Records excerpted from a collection
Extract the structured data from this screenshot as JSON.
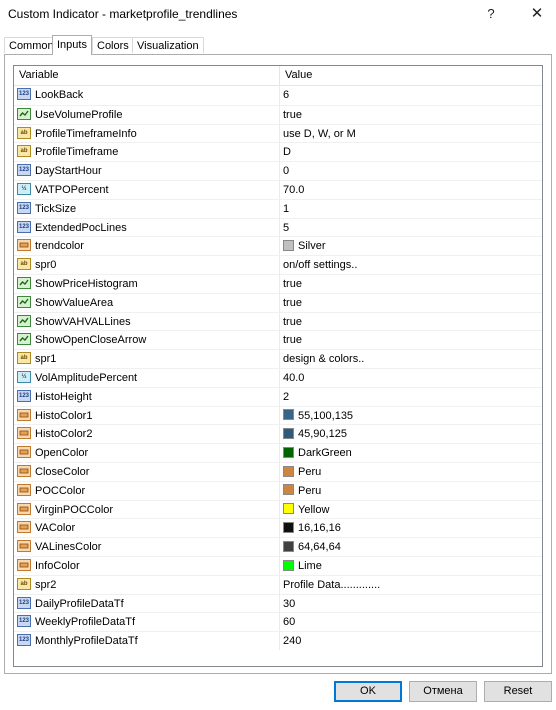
{
  "window": {
    "title": "Custom Indicator - marketprofile_trendlines",
    "help": "?",
    "close": "✕"
  },
  "tabs": [
    {
      "label": "Common",
      "active": false
    },
    {
      "label": "Inputs",
      "active": true
    },
    {
      "label": "Colors",
      "active": false
    },
    {
      "label": "Visualization",
      "active": false
    }
  ],
  "grid": {
    "headers": {
      "variable": "Variable",
      "value": "Value"
    },
    "rows": [
      {
        "type": "int",
        "name": "LookBack",
        "value": "6"
      },
      {
        "type": "bool",
        "name": "UseVolumeProfile",
        "value": "true"
      },
      {
        "type": "str",
        "name": "ProfileTimeframeInfo",
        "value": "use D, W, or M"
      },
      {
        "type": "str",
        "name": "ProfileTimeframe",
        "value": "D"
      },
      {
        "type": "int",
        "name": "DayStartHour",
        "value": "0"
      },
      {
        "type": "dbl",
        "name": "VATPOPercent",
        "value": "70.0"
      },
      {
        "type": "int",
        "name": "TickSize",
        "value": "1"
      },
      {
        "type": "int",
        "name": "ExtendedPocLines",
        "value": "5"
      },
      {
        "type": "clr",
        "name": "trendcolor",
        "value": "Silver",
        "swatch": "#c0c0c0"
      },
      {
        "type": "str",
        "name": "spr0",
        "value": "on/off settings.."
      },
      {
        "type": "bool",
        "name": "ShowPriceHistogram",
        "value": "true"
      },
      {
        "type": "bool",
        "name": "ShowValueArea",
        "value": "true"
      },
      {
        "type": "bool",
        "name": "ShowVAHVALLines",
        "value": "true"
      },
      {
        "type": "bool",
        "name": "ShowOpenCloseArrow",
        "value": "true"
      },
      {
        "type": "str",
        "name": "spr1",
        "value": "design & colors.."
      },
      {
        "type": "dbl",
        "name": "VolAmplitudePercent",
        "value": "40.0"
      },
      {
        "type": "int",
        "name": "HistoHeight",
        "value": "2"
      },
      {
        "type": "clr",
        "name": "HistoColor1",
        "value": "55,100,135",
        "swatch": "#376487"
      },
      {
        "type": "clr",
        "name": "HistoColor2",
        "value": "45,90,125",
        "swatch": "#2d5a7d"
      },
      {
        "type": "clr",
        "name": "OpenColor",
        "value": "DarkGreen",
        "swatch": "#006400"
      },
      {
        "type": "clr",
        "name": "CloseColor",
        "value": "Peru",
        "swatch": "#cd853f"
      },
      {
        "type": "clr",
        "name": "POCColor",
        "value": "Peru",
        "swatch": "#cd853f"
      },
      {
        "type": "clr",
        "name": "VirginPOCColor",
        "value": "Yellow",
        "swatch": "#ffff00"
      },
      {
        "type": "clr",
        "name": "VAColor",
        "value": "16,16,16",
        "swatch": "#101010"
      },
      {
        "type": "clr",
        "name": "VALinesColor",
        "value": "64,64,64",
        "swatch": "#404040"
      },
      {
        "type": "clr",
        "name": "InfoColor",
        "value": "Lime",
        "swatch": "#00ff00"
      },
      {
        "type": "str",
        "name": "spr2",
        "value": "Profile Data............."
      },
      {
        "type": "int",
        "name": "DailyProfileDataTf",
        "value": "30"
      },
      {
        "type": "int",
        "name": "WeeklyProfileDataTf",
        "value": "60"
      },
      {
        "type": "int",
        "name": "MonthlyProfileDataTf",
        "value": "240"
      }
    ]
  },
  "buttons": {
    "ok": "OK",
    "cancel": "Отмена",
    "reset": "Reset"
  }
}
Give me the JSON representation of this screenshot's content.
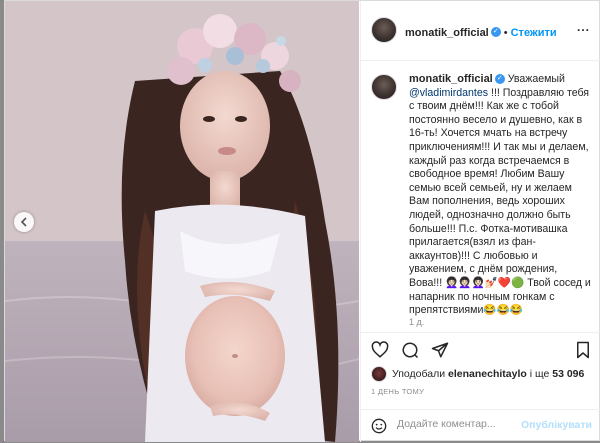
{
  "post": {
    "username": "monatik_official",
    "follow_label": "Стежити",
    "more_label": "...",
    "verified_icon": "verified-badge-icon",
    "caption": {
      "username": "monatik_official",
      "greeting": "Уважаемый",
      "mention": "@vladimirdantes",
      "text_1": "!!! Поздравляю тебя с твоим днём!!! Как же с тобой постоянно весело и душевно, как в 16-ть! Хочется мчать на встречу приключениям!!! И так мы и делаем, каждый раз когда встречаемся в свободное время! Любим Вашу семью всей семьей, ну и желаем Вам пополнения, ведь хороших людей, однозначно должно быть больше!!! П.с. Фотка-мотивашка прилагается(взял из фан-аккаунтов)!!! С любовью и уважением, с днём рождения, Вова!!!",
      "emojis_1": "👩🏻‍🦱👩🏻‍🦱👩🏻‍🦱💅🏻❤️🟢",
      "text_2": "Твой сосед и напарник по ночным гонкам с препятствиями",
      "emojis_2": "😂😂😂"
    },
    "caption_time": "1 д.",
    "likes": {
      "prefix": "Уподобали",
      "user": "elenanechitaylo",
      "suffix": "і ще",
      "count": "53 096"
    },
    "date": "1 ДЕНЬ ТОМУ",
    "comment_placeholder": "Додайте коментар...",
    "publish_label": "Опублікувати"
  },
  "icons": {
    "like": "heart-icon",
    "comment": "comment-icon",
    "share": "share-icon",
    "save": "bookmark-icon",
    "prev": "chevron-left-icon",
    "emoji": "smiley-icon"
  }
}
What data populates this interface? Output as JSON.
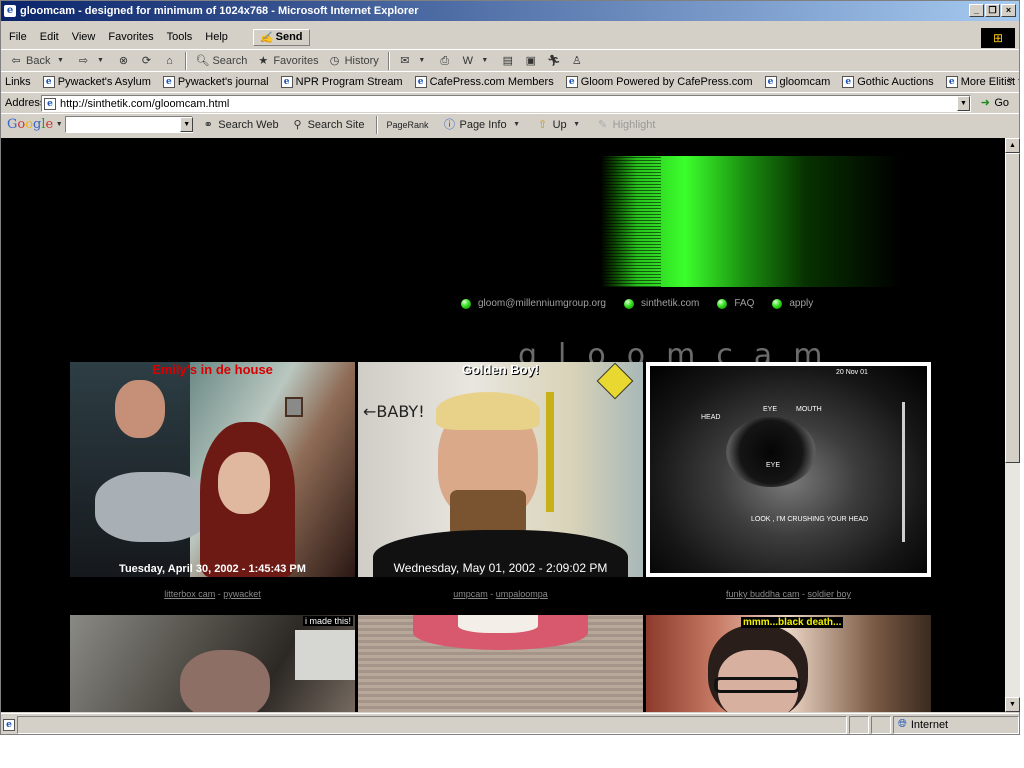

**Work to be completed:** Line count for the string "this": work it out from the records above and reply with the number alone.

**Problem solution:** 3